Data records for software interfaces:
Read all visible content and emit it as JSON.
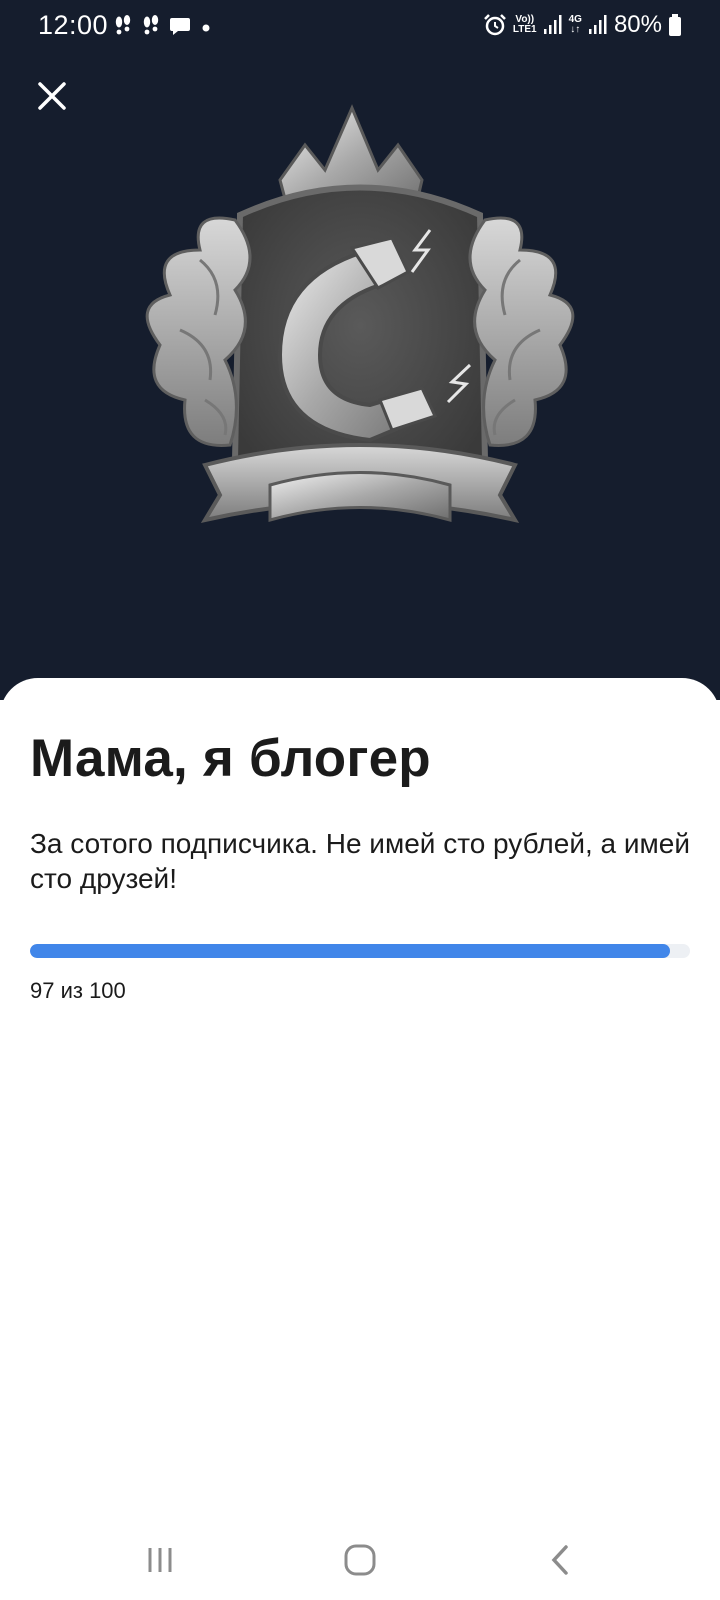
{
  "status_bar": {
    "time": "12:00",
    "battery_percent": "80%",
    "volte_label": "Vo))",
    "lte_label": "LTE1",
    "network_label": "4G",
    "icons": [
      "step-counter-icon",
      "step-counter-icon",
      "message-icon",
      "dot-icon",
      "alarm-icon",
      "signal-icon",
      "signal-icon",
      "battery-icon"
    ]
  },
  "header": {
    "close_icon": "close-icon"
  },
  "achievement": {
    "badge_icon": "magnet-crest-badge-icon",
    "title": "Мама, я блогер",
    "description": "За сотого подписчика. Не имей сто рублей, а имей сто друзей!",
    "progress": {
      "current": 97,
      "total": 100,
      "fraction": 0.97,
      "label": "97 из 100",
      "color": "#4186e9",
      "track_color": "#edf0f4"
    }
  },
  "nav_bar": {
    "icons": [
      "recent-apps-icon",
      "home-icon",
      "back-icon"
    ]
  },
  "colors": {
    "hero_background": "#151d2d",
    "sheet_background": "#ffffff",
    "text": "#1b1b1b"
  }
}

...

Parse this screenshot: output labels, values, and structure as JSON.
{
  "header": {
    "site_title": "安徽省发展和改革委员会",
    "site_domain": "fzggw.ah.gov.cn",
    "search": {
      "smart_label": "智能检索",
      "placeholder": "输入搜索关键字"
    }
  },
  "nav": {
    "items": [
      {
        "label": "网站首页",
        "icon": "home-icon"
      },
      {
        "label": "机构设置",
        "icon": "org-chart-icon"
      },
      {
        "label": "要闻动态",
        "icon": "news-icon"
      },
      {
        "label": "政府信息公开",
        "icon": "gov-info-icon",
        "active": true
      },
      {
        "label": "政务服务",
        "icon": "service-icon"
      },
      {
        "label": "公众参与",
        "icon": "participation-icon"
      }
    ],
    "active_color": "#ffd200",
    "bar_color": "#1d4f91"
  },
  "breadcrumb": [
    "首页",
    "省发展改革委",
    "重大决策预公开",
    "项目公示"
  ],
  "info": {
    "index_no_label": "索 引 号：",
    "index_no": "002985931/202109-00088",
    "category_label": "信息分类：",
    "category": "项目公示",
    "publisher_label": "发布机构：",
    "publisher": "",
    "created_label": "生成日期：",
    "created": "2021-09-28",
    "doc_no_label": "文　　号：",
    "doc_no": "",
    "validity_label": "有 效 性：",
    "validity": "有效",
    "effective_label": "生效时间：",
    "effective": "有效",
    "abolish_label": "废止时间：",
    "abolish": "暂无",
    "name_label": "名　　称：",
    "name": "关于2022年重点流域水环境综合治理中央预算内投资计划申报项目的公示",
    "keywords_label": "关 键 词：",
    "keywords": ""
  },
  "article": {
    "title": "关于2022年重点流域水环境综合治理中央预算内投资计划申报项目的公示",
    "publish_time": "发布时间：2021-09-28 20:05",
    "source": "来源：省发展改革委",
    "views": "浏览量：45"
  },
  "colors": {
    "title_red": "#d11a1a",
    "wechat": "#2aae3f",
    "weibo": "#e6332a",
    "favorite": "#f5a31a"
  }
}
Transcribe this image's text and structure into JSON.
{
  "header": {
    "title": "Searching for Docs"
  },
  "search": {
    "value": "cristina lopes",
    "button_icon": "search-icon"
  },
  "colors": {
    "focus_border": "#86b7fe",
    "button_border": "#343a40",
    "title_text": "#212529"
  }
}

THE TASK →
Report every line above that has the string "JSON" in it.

RESULT FOR THIS TASK →
Read all visible content and emit it as JSON.
Parse this screenshot: output labels, values, and structure as JSON.
Transcribe this image's text and structure into JSON.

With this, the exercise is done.